The difference in house prices between places in the Netherlands

New figures from the national statistics office CBS show that the average price paid for a house in the Netherlands was €387,000 last year

But it really depends on where you want to buy your next house. The house prices can differ a lot in the Netherlands. Blaricum for example is very expensive, whereas small places in the north and the south of the Netherlands can be very cheap compared to the rest.

The average price paid for a house in Blaricum was over €1m – more than five times that of the village of Pekela in Groningen province, where the average price was just €200,000.

Of course, much depends on how much you are willing to pay and what you are looking for as well. At the time of writing, you could snap up a three bed flat in a modern Blaricum housing complex for €175,000, while in Pekela (Groningen) a detached, six-room modern home was on sale for €750,000.

The best places to find a bargain were in Groningen and Limburg, while seven of the 10 most expensive places were in Noord Holland province. In Bloemendaal and Laren, average prices were also around the €1m mark, while house prices in Amstelveen beat Amsterdam, with houses selling for an average of €625,700.
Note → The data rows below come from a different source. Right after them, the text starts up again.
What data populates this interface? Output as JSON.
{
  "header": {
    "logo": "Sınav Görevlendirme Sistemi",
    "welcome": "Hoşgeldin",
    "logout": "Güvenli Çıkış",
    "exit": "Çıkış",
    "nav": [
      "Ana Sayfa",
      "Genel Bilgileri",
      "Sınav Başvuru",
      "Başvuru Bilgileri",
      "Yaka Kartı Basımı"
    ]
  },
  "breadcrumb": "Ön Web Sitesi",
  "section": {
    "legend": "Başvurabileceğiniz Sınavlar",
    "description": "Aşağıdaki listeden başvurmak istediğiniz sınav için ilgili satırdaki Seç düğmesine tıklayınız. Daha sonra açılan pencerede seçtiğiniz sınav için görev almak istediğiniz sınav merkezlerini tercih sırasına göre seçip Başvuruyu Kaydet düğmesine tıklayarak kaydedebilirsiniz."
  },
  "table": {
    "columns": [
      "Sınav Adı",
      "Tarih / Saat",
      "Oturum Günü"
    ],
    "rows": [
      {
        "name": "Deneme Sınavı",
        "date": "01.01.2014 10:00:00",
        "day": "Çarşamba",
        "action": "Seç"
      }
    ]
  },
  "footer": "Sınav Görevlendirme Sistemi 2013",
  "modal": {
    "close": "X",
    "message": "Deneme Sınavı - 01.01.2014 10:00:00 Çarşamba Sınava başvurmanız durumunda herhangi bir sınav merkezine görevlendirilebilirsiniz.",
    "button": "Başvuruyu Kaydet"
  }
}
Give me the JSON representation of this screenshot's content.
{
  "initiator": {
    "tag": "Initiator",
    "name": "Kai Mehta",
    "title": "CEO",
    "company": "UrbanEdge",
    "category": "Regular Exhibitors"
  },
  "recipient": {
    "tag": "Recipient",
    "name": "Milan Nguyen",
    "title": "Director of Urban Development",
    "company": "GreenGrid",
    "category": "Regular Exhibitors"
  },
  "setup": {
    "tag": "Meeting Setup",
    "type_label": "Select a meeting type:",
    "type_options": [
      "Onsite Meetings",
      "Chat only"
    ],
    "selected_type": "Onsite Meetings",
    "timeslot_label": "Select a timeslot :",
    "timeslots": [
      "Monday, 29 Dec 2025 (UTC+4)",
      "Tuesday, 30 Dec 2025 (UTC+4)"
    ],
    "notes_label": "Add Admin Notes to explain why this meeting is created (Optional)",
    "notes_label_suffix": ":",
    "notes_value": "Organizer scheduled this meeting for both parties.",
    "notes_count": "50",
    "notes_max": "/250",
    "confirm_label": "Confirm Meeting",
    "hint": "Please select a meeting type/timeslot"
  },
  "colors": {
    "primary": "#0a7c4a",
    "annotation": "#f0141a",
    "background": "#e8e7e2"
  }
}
There were, however, two locations where house prices had actually gone down – Veere in Zeeland and the Wadden island of Ameland.

The CBS has an interactive map so you can check out the average prices in the places where you are thinking of buying a house.

spot news January: New Dutch housing minister has a difficult job ahead

Anyone who wants to buy a house in Amsterdam, or anywhere else in the Netherlands for that matter, will be well aware of just how difficult it can be to find a house in the current market.

In an effort to tackle the shortage of supply and soaring house prices, the new Dutch government includes a specialist housing minister in its line-up – the first time in 10 years that someone has been specifically charged with making sure there are more affordable homes.

The government has pledged to add one million homes to the housing stock, at a rate of 100,000 a year, so the new minister has his work cut out. The job has gone to Hugo de Jonge, who steered the Netherlands through the first two years of the coronavirus pandemic. He has already said that he relishes the challenge ahead, but that he has a lot to learn.
Meanwhile, the Dutch real estate agents’ association NVM has called on De Jonge to set up an industry-wide team to tackle the problem of the housing market. 'There is no time to waste' NVM director Onno Hoes said earlier this month.

The fourth quarter figures of 2021 show just how urgent the situation has become. In the fourth quarter of last year, 35,000 homes found a new owner – a drop of 23% on the same period in 2020.

But by the end of the year, there were just 15,600 homes for sale, down 33% on a year ago. The average price was up almost 21% at €438,000. The houses that did come up for sale were sold in an average of 23 days.

First time buyers should not give up, however, no matter how difficult the market seems to be. After all, prices are much lower outside the big cities, and with working from home becoming the norm, smaller towns and villages are a much better bet.